Incidence of kidney cancer


In Switzerland, around 700 men and 300 women are newly diagnosed with kidney cancer and about 300 people die of it every year.


Worldwide, more than 430’000 new cases of kidney cancer were diagnosed and nearly 180’000 people died of it in 2020.

Signs and symptoms

Early kidney cancers usually do not cause any signs or symptoms, but larger ones might.

Some possible signs and symptoms of kidney cancer include:

  • blood in the urine
  • low back pain on one side (not caused by injury)
  • a mass (lump) on the side or lower back
  • fatigue
  • loss of appetite
  • weight loss not caused by dieting
  • fever that is not caused by an infection and that doesn’t go away
  • anemia (low red blood cell counts).

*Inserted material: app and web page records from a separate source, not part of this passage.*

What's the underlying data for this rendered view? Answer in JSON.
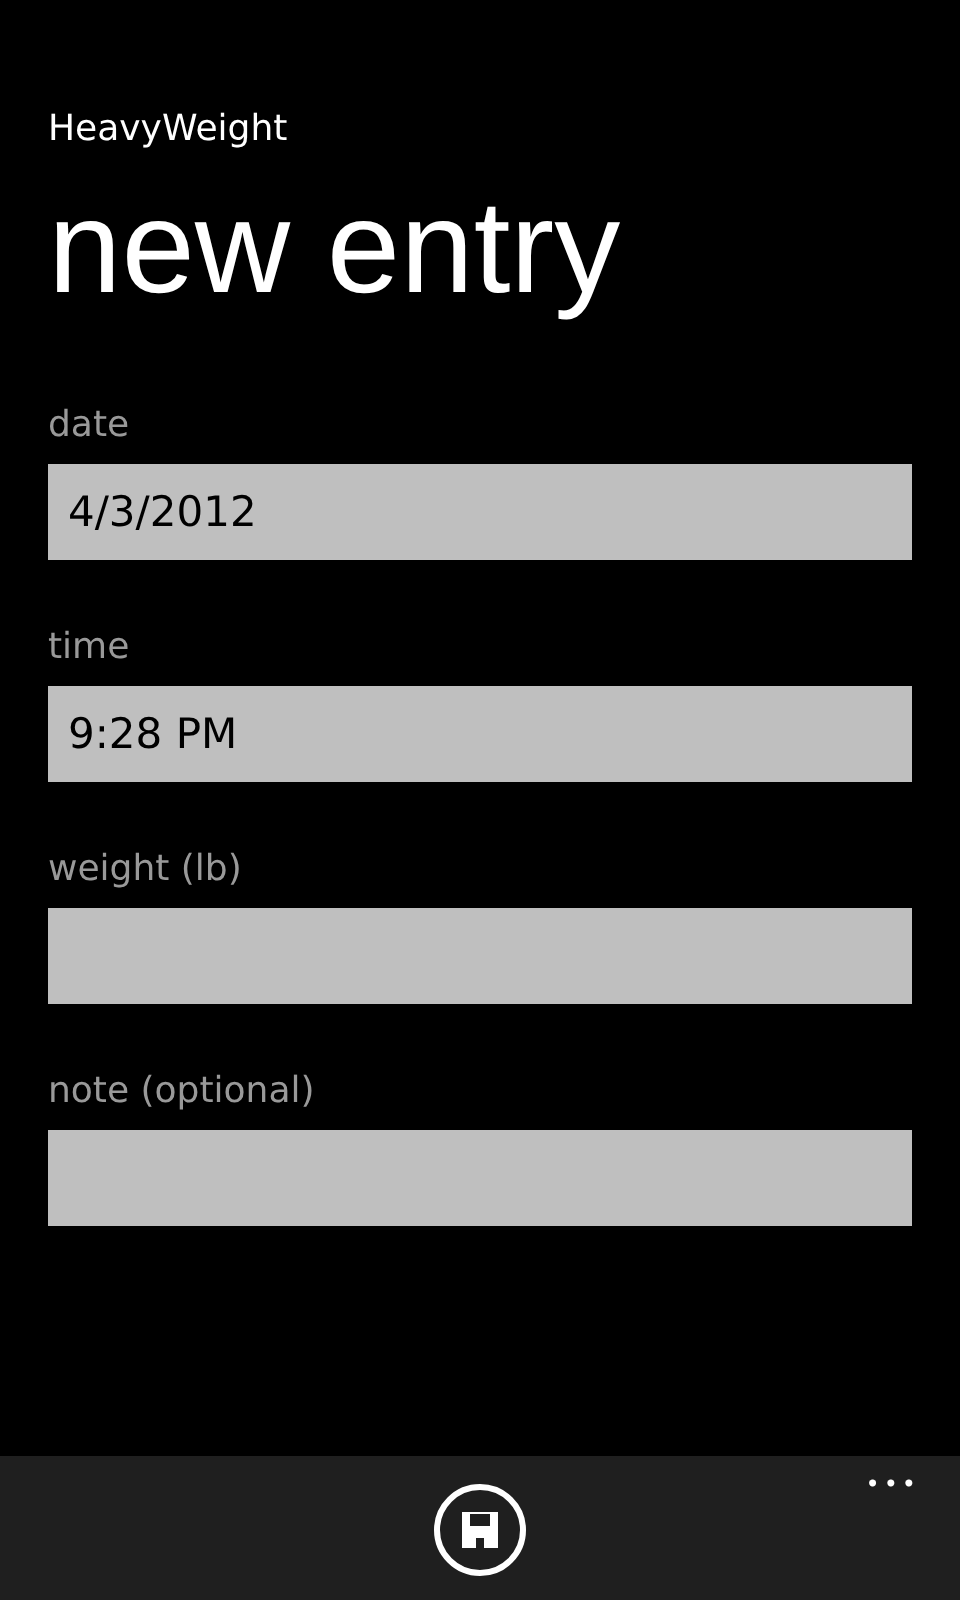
{
  "app_title": "HeavyWeight",
  "page_title": "new entry",
  "fields": [
    {
      "label": "date",
      "value": "4/3/2012"
    },
    {
      "label": "time",
      "value": "9:28 PM"
    },
    {
      "label": "weight (lb)"
    },
    {
      "label": "note (optional)"
    }
  ],
  "app_bar": {
    "buttons": [
      {
        "kind": "save"
      }
    ],
    "more": "•••"
  }
}
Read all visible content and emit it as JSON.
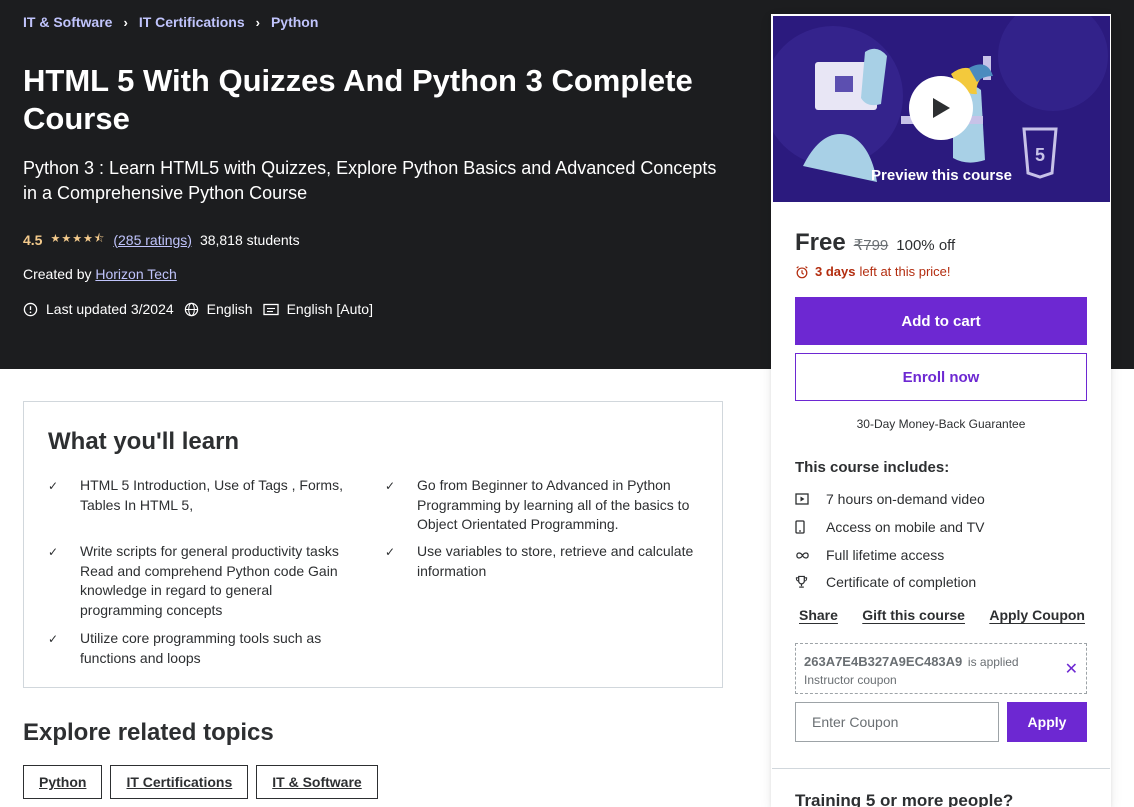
{
  "breadcrumb": [
    "IT & Software",
    "IT Certifications",
    "Python"
  ],
  "course": {
    "title": "HTML 5 With Quizzes And Python 3 Complete Course",
    "subtitle": "Python 3 : Learn HTML5 with Quizzes, Explore Python Basics and Advanced Concepts in a Comprehensive Python Course",
    "rating": "4.5",
    "stars": "★★★★⯪",
    "ratings_count": "(285 ratings)",
    "students": "38,818 students",
    "created_by_label": "Created by",
    "author": "Horizon Tech",
    "last_updated": "Last updated 3/2024",
    "language": "English",
    "captions": "English [Auto]"
  },
  "learn": {
    "title": "What you'll learn",
    "check": "✓",
    "items": [
      "HTML 5 Introduction, Use of Tags , Forms, Tables In HTML 5,",
      "Go from Beginner to Advanced in Python Programming by learning all of the basics to Object Orientated Programming.",
      "Write scripts for general productivity tasks Read and comprehend Python code Gain knowledge in regard to general programming concepts",
      "Use variables to store, retrieve and calculate information",
      "Utilize core programming tools such as functions and loops"
    ]
  },
  "explore": {
    "title": "Explore related topics",
    "topics": [
      "Python",
      "IT Certifications",
      "IT & Software"
    ]
  },
  "sidebar": {
    "preview_label": "Preview this course",
    "price": "Free",
    "original_price": "₹799",
    "discount": "100% off",
    "timer_bold": "3 days",
    "timer_rest": "left at this price!",
    "add_to_cart": "Add to cart",
    "enroll_now": "Enroll now",
    "guarantee": "30-Day Money-Back Guarantee",
    "includes_title": "This course includes:",
    "includes": [
      {
        "icon": "video-icon",
        "text": "7 hours on-demand video"
      },
      {
        "icon": "mobile-icon",
        "text": "Access on mobile and TV"
      },
      {
        "icon": "infinity-icon",
        "text": "Full lifetime access"
      },
      {
        "icon": "trophy-icon",
        "text": "Certificate of completion"
      }
    ],
    "links": [
      "Share",
      "Gift this course",
      "Apply Coupon"
    ],
    "coupon_code": "263A7E4B327A9EC483A9",
    "coupon_applied": "is applied",
    "coupon_type": "Instructor coupon",
    "coupon_placeholder": "Enter Coupon",
    "apply": "Apply",
    "training_title": "Training 5 or more people?"
  },
  "colors": {
    "hero_bg": "#1c1d1f",
    "accent_purple": "#6d28d2",
    "link_lavender": "#c0c4fc",
    "star_gold": "#f3ca8c",
    "alert_red": "#b32d0f"
  }
}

Risk Factors

Multiple risk factors for RCC have been identified. It is believed that several factors are jointly responsible for the development of kidney cancer. Smoking and obesity are considered to be possible main risk factors.

Other risk factors include:

  • high blood pressure
  • family history of kidney cancer
  • workplace exposures: many studies have suggested that workplace exposure to certain substances, such as trichloroethylene , increases the risk for RCC.
  • gender (men are more likely affected than women)
  • certain medicines: some studies have suggested that acetaminophen, a common pain medicine, may be linked to an increase in the risk of RCC.
  • genetic and hereditary risk factors


In many cases, the cause of kidney cancer is not known. In some other cases (such as with inherited conditions), even when the cause is known it may not be preventable. You may reduce the risk for developing kidney cancer by stopping to smoke and maintaining a healthy body weight.

CH-NON-00633, 04/2022